How were these estimates produced?

WHO analysed existing databases to assess country data on disease burden, health service coverage, and health system performance. We grouped countries into five categories in terms of their health systems and financial capacity.

We considered how health services could be scaled up through four categories of health service delivery from policy and community interventions like taxes and regulations up to hospital services. Next, we identified what investments are needed to bring countries towards global benchmarks in terms of health system performance targets, health service coverage, and overall health outcomes. These activities and investments are modelled by country and by year, and multiplied by country-specific prices. Investments are modelled to increase over time. The majority of the analysis was done in the OneHealth Tool, a software application whose development is overseen by WHO and other UN agencies.

What is not included in your estimates? What is missing?

For some areas there is a lack of good data and projection models, such as injury prevention, road traffic accidents, chemical poisoning, and hepatitis, so we have not included them in the analysis.

Interventions were also excluded for which current coverage levels could not be identified and/or there is limited agreement on what target levels to strive for (such as for oral health, assistive technologies, and consumables like gloves and laboratory reagents).

The costs of research and development were not included. While technological innovation will be important to enable us to deliver services more efficiently in the future, there is considerable uncertainty around the size of future gains and when those will happen. Moreover, while future technologies may be more cost-effective, they also may be more expensive and require additional resources than what we have modelled. Given the uncertainty, we did not attempt to model a forecasted change in technology whereby more effective technologies are implemented than what is available today.

For all of the reasons above, these estimates should be considered as minimum indicative estimates.

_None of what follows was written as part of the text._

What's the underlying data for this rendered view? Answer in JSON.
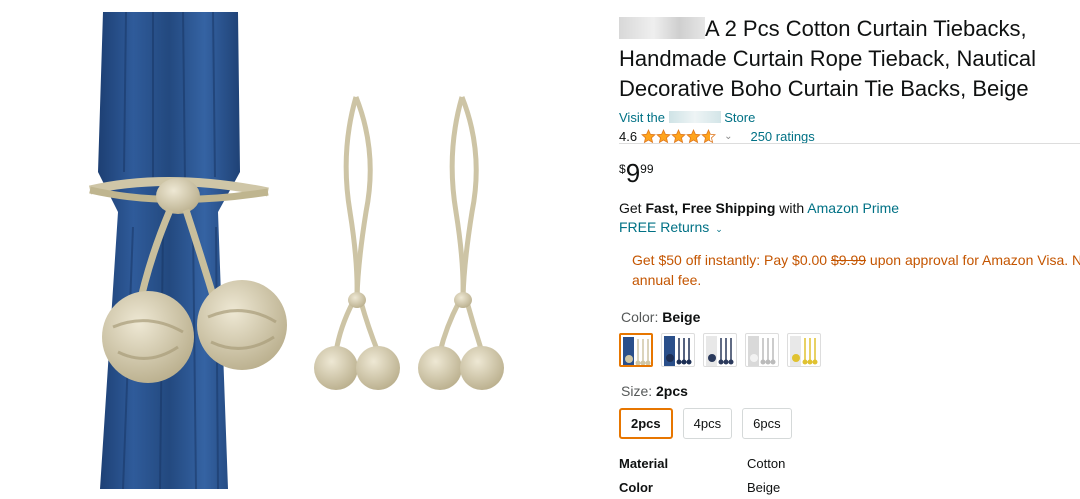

WHO plans to update the model with more data as it becomes available.

Why did you only include 67 countries?

WHO decided to include all low-income countries, the 20 most-populous lower-middle-income countries, and the 20 most populous upper-middle-income countries. Some countries were excluded from the final dataset because they did not have the required data available for GDP projections, and other countries changed income category classification during the course of the analysis, such that in the end there were 28 low-income countries and 39 middle-income countries.

These jointly account for 95% of the population in low- and middle-income countries, and 75% of the global population. Notably, Russia is not included because it was classified as a high-income country when we started our work, although it has since been reclassified as a middle-income country.

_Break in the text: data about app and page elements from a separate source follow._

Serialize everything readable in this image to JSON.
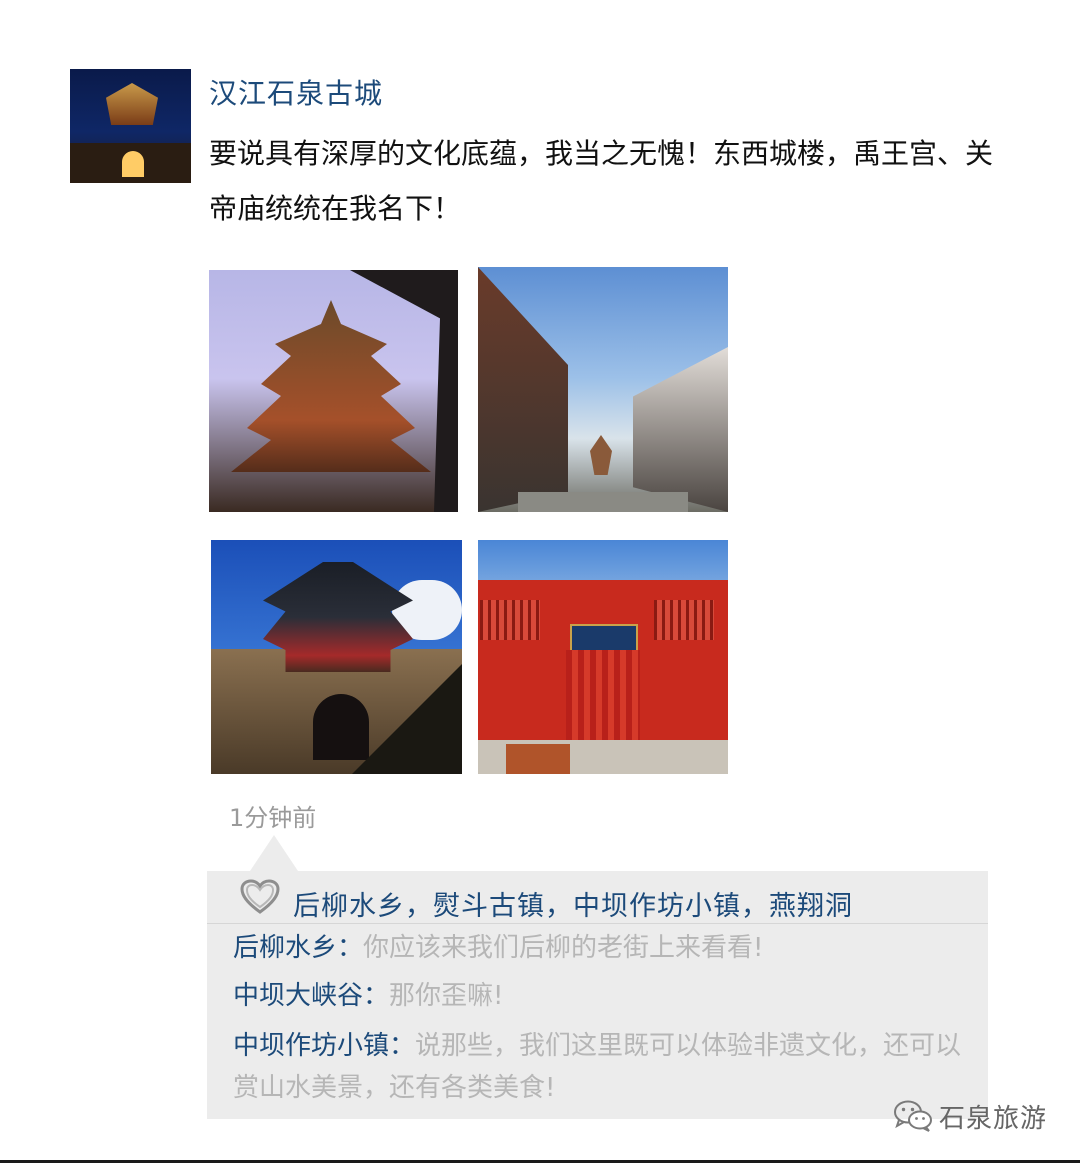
{
  "post": {
    "username": "汉江石泉古城",
    "text": "要说具有深厚的文化底蕴，我当之无愧！东西城楼，禹王宫、关帝庙统统在我名下！",
    "time": "1分钟前"
  },
  "photos": [
    {
      "icon": "pagoda-photo"
    },
    {
      "icon": "old-street-photo"
    },
    {
      "icon": "city-gate-photo"
    },
    {
      "icon": "temple-hall-photo"
    }
  ],
  "likes": {
    "icon": "heart-icon",
    "names": "后柳水乡，熨斗古镇，中坝作坊小镇，燕翔洞"
  },
  "comments": [
    {
      "author": "后柳水乡",
      "sep": "：",
      "text": "你应该来我们后柳的老街上来看看!"
    },
    {
      "author": "中坝大峡谷",
      "sep": "：",
      "text": "那你歪嘛!"
    },
    {
      "author": "中坝作坊小镇",
      "sep": "：",
      "text": "说那些，我们这里既可以体验非遗文化，还可以赏山水美景，还有各类美食!"
    }
  ],
  "watermark": {
    "icon": "wechat-icon",
    "text": "石泉旅游"
  },
  "colors": {
    "name_blue": "#1c4a7a",
    "comment_gray": "#b6b6b6",
    "box_bg": "#ececec"
  }
}
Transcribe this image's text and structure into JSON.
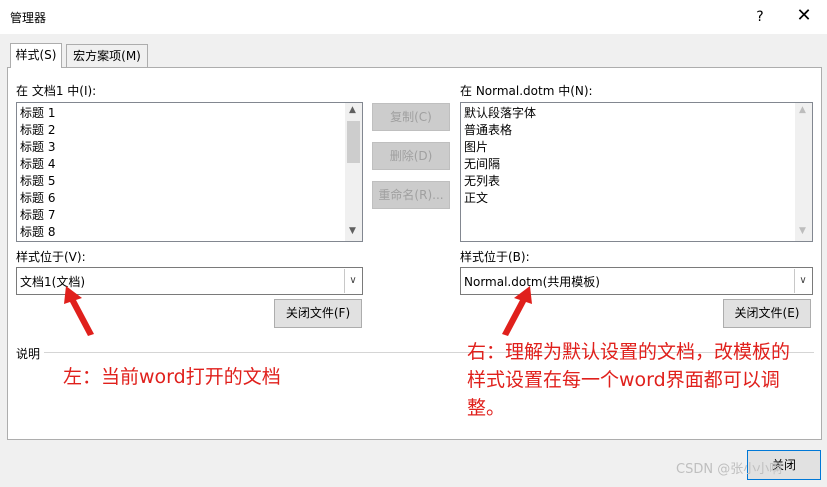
{
  "window": {
    "title": "管理器",
    "help": "?",
    "close": "✕"
  },
  "tabs": [
    {
      "label": "样式(S)"
    },
    {
      "label": "宏方案项(M)"
    }
  ],
  "left": {
    "list_label": "在 文档1 中(I):",
    "items": [
      "标题 1",
      "标题 2",
      "标题 3",
      "标题 4",
      "标题 5",
      "标题 6",
      "标题 7",
      "标题 8"
    ],
    "available_label": "样式位于(V):",
    "combo_value": "文档1(文档)",
    "close_file_button": "关闭文件(F)"
  },
  "middle": {
    "copy_button": "复制(C)",
    "delete_button": "删除(D)",
    "rename_button": "重命名(R)..."
  },
  "right": {
    "list_label": "在 Normal.dotm 中(N):",
    "items": [
      "默认段落字体",
      "普通表格",
      "图片",
      "无间隔",
      "无列表",
      "正文"
    ],
    "available_label": "样式位于(B):",
    "combo_value": "Normal.dotm(共用模板)",
    "close_file_button": "关闭文件(E)"
  },
  "description_label": "说明",
  "annotations": {
    "left_note": "左：当前word打开的文档",
    "right_note_line1": "右：理解为默认设置的文档，改模板的",
    "right_note_line2": "样式设置在每一个word界面都可以调",
    "right_note_line3": "整。",
    "color": "#e0201c"
  },
  "footer": {
    "close_button": "关闭",
    "watermark": "CSDN @张小小啊"
  }
}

High income countries are not included to allow focus on those countries that face the greatest challenges in increasing service provision and resource mobilization to progress towards the SDG health targets.

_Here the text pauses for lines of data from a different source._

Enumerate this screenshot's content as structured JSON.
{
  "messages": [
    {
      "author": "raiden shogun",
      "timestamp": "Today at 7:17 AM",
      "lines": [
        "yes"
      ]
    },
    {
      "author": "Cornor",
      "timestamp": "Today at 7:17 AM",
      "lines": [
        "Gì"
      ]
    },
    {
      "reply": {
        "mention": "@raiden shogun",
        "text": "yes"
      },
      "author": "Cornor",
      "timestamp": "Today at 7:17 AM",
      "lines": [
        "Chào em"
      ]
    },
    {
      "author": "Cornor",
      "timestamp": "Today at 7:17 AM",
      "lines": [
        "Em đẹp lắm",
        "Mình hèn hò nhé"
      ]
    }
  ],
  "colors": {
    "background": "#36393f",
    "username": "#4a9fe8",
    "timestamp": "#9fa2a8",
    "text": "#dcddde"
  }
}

So what should my country spend on health?

We have not published a breakdown of costs by country, because the purpose of the SDG Health Price Tag is to give a global overview of the types of investments needed to strengthen health systems, rather than a prescription for what individual countries should spend.

Countries can request assistance from WHO to set priorities and estimate resource needs through the WHO-CHOICE programme of work and the OneHealth Tool, which would closely replicate the methods used in this study.

Can you guarantee that the SDG health targets will be reached if countries meet these spending levels?

No. Achieving the SDG health targets is not simply a matter of spending money. Political commitment to pursuing the targets is vital, as is respect for human rights. Making wise investments in health system, coupled with stronger institutions are likely to bring about the wanted changes.

For additional information about the modelling approach used, please contact the Economic Analysis and Evaluation (EAE) team of the WHO Department of Health Systems Governance and Financing team: whochoice@who.int